"There is no place for a neutral attitude towards this brutal violation of international law, especially international humanitarian law. Together with our transatlantic and European partners, we are focused on a concerted multilateral response."

Grlić Radman met on the margins with the manager of the United Nations Development Program (UNDP) Achim Steiner and his Danish counterpart Jeppe Kofod, and during his stay in Switzerland Grlić Radman will also meet with representatives of the Croatian community, the ministry said.

For more, check out our politics section.

Friday, 24 June 2022

Port of Rijeka: Requests for Ukraine Grain Transshipment Trice Higher than Capacity

ZAGREB, 24 June 2022 - The Port of Rijeka is receiving inquiries about its possibilities for the transshipment of Ukrainian grain, blocked currently in silos in Black Sea ports due to the war, however, the port's limited capacities make it impossible to grant all the requests, says the Rijeka port's management chair.

The management boar's chairman Duško Grabovac has recently told Hina that "the pressure is mounting".

A new harvest is to start, and their silos (in Ukraine) are full, Grabovac told the Croatian reporters during a recent business forum within the Three Seas Initiative summit meeting in the Latvian capital city of Riga.

In 2019, Ukraine exported 16% of the global reserves of maize and 42% of sunflower oil, according to the data provided by the United Nations.
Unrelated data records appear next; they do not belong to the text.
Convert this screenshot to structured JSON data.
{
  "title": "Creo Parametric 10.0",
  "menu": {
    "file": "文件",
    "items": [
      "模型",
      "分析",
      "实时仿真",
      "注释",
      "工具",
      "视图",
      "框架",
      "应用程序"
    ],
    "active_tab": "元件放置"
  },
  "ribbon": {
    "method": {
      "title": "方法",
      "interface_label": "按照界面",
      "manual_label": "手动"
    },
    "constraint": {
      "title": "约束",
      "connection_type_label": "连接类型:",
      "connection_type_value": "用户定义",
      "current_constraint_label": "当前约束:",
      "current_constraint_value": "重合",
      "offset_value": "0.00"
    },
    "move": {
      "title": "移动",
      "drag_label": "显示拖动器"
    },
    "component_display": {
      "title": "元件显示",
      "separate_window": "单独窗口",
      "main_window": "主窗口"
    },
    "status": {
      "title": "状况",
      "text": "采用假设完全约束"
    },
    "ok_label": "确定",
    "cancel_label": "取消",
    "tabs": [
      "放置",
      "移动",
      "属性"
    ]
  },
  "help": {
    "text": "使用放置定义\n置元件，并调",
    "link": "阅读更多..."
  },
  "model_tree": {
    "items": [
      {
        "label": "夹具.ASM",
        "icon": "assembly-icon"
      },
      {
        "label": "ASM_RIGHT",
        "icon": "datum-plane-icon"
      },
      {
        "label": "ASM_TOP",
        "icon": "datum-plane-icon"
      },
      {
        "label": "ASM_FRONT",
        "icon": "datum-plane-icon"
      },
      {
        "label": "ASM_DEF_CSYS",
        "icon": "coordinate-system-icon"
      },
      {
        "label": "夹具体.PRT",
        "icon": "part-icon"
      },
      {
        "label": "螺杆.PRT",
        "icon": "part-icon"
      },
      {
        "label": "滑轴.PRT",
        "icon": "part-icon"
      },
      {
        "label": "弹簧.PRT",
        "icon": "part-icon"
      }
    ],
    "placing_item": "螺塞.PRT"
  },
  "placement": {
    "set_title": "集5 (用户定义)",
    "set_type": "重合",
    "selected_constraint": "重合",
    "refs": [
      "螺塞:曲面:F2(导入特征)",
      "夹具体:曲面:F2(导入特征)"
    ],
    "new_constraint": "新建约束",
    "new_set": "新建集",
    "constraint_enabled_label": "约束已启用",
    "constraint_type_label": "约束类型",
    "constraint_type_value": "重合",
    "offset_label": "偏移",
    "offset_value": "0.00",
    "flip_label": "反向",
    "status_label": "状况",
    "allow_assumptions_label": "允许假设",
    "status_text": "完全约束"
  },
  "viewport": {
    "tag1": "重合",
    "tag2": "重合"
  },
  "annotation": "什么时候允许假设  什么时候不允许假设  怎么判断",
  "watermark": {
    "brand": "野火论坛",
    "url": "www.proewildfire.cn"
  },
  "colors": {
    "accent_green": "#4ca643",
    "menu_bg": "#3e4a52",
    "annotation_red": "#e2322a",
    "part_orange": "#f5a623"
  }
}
Over the recent weeks, traders are seeking alternative routes for the transport of grain from Ukraine and the Port of Rijeka is therefore is receiving more and more requests.

Grabovac said that the capacity of the silo in this northern Croatian seaport is 55,000 tonnes.

Therefore it is difficult to meet all the requests, he explains.

For more, check out our business section.

Page 1 of 7